Invoice Portals: portals were supposed to remove the barriers to e-invoicing which exist with XML and EDI. And they do, but only for a minority of suppliers. The problem for all except the very smallest, micro business, is that to use an invoice portal creates duplication and operational inefficiencies. If an organisation already raises their invoice in an accounting application, why would they want to do it all over again in a 3rd party portal? Duplicate time, duplicate effort and duplicate cost. They also add risk that the invoice details recorded in the supplier’s finance application are different to that in the portal. So, portals may help the very smallest of suppliers who don’t use an accounting package, but for everyone else it makes no business sense. As a result, on-boarding rates remain low and paper invoicing remains.
Pay to send an invoice: not a type of e-invoicing per se, but this is a commercial model many service providers adopt when offering the invoice submission options above and which can have a serious impact on on-boarding rates. Many suppliers balk at the idea of paying for the privilege of sending in their invoice (and I must say I am with them on that!).
PDF e-invoicing: it is common knowledge (backed up by reports from the likes of Accounts Receivable Network) that PDF invoicing is the second most popular way to invoice after paper. It simply requires the supplier to create their invoice as normal within their own accounting package and send as a PDF file via email instead of printing and sending as a paper document via snail mail. Almost every billing application can generate an invoice as a PDF, what many people aren’t aware of is that when a PDF is generated by a billing application, in almost every instance it will be a text PDF with all the invoice data items embedded in the document and visible to the right technology. This type of e-invoicing is accessible to all, large and small companies alike. Suppliers are not required to change their processes, or incur any technology or infrastructure changes or costs, nor to pay to send their invoices. As a result onboarding rates are extremely high.
Achieve e-invoicing success through high supplier adoption
For an e-invoicing solution to be a success in your business it needs to achieve high supplier adoption rates, and to do this it needs to be simple to use and non-disruptive to your suppliers:
- Don’t ask suppliers to change their applications or infrastructure to send XML or EDI.
- Don’t ask suppliers to raise their invoice in their own accounting package and then do it again in a 3rd party portal.
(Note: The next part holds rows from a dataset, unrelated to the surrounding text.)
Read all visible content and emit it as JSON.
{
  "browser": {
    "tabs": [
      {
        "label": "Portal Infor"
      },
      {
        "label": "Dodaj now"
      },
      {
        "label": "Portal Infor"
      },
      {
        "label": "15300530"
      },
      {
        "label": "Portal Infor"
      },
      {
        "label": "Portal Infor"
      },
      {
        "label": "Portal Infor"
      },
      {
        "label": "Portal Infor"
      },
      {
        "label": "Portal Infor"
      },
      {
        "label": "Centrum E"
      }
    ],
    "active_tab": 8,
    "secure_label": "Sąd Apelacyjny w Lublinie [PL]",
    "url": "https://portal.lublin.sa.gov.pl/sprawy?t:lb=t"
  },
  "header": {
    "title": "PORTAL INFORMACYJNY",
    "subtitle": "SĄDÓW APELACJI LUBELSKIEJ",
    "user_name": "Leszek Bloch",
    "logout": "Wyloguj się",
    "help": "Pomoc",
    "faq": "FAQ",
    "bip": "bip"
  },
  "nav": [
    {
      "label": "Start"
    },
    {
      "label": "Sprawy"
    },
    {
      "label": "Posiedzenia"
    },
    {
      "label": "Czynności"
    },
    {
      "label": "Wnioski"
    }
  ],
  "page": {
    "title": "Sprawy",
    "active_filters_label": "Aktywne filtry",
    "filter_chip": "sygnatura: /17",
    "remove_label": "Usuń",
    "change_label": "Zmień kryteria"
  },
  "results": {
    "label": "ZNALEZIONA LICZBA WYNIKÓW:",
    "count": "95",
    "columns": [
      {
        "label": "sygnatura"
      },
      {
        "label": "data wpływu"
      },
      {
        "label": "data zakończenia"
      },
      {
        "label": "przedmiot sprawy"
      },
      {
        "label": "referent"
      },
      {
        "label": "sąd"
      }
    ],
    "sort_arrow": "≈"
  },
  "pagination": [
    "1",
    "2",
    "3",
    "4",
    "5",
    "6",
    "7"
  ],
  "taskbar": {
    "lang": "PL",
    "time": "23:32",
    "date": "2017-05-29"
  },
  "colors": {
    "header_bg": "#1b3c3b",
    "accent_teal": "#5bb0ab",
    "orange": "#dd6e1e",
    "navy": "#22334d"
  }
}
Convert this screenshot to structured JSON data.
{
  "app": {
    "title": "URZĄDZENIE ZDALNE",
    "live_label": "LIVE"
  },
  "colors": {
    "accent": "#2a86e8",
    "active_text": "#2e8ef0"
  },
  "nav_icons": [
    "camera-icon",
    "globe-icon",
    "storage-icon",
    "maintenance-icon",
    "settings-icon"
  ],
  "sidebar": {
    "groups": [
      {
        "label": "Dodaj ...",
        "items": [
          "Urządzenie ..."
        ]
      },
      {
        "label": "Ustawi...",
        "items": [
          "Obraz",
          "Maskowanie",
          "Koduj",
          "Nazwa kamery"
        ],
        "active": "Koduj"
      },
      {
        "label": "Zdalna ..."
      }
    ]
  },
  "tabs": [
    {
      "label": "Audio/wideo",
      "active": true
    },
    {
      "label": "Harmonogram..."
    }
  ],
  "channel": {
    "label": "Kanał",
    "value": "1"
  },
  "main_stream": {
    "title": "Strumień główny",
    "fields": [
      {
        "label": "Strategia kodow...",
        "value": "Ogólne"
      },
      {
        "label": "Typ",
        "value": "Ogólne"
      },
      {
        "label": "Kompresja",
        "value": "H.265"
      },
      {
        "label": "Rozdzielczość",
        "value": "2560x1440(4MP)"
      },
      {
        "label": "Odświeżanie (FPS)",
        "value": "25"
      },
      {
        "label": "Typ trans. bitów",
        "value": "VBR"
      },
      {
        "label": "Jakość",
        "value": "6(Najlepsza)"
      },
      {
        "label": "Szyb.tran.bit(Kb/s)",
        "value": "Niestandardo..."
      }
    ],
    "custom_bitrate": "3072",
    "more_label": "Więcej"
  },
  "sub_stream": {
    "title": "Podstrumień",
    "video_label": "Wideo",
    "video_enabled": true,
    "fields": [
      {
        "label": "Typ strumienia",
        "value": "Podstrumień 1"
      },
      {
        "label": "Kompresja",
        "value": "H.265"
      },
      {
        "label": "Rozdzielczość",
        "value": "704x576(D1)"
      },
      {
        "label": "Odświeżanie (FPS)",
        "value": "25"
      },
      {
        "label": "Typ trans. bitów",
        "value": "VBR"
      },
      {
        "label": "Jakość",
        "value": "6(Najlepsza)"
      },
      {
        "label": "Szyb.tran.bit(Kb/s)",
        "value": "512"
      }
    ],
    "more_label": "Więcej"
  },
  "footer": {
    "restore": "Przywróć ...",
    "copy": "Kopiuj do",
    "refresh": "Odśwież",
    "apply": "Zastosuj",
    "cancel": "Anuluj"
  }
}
- And don’t charge them!
By adopting these principles, you can pretty much guarantee high supplier adoption rates in your e-invoicing programme.
This article was published by PaymentsSource